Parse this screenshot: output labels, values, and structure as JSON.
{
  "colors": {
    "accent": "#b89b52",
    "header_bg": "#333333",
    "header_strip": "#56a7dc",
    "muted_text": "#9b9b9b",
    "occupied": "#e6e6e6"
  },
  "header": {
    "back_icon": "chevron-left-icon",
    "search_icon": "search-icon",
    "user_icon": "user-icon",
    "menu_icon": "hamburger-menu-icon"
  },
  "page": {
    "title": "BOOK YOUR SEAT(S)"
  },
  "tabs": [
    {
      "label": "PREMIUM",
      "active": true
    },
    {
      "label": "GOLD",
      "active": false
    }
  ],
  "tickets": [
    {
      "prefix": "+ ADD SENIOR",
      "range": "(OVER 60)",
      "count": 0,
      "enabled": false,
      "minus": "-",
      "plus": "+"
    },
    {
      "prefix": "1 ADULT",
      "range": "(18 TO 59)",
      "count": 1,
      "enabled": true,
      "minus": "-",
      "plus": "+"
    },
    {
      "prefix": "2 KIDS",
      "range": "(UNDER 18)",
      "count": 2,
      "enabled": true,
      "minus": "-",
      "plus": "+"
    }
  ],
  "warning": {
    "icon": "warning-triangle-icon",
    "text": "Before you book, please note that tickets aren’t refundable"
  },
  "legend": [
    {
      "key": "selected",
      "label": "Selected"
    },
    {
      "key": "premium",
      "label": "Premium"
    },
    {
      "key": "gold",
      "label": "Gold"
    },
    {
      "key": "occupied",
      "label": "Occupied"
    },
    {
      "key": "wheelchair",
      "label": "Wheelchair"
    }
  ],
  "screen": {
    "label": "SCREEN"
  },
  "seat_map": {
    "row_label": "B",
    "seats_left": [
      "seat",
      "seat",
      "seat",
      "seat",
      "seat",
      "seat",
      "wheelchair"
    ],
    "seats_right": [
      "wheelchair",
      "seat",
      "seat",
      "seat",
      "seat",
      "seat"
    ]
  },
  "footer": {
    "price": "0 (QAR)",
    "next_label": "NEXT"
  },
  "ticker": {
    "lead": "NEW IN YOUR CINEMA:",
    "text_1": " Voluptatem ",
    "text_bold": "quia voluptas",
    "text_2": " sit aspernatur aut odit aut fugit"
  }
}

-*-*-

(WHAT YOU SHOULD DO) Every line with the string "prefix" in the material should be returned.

(EXERCISE SOLUTION)
      "prefix": "+ ADD SENIOR",
      "prefix": "1 ADULT",
      "prefix": "2 KIDS",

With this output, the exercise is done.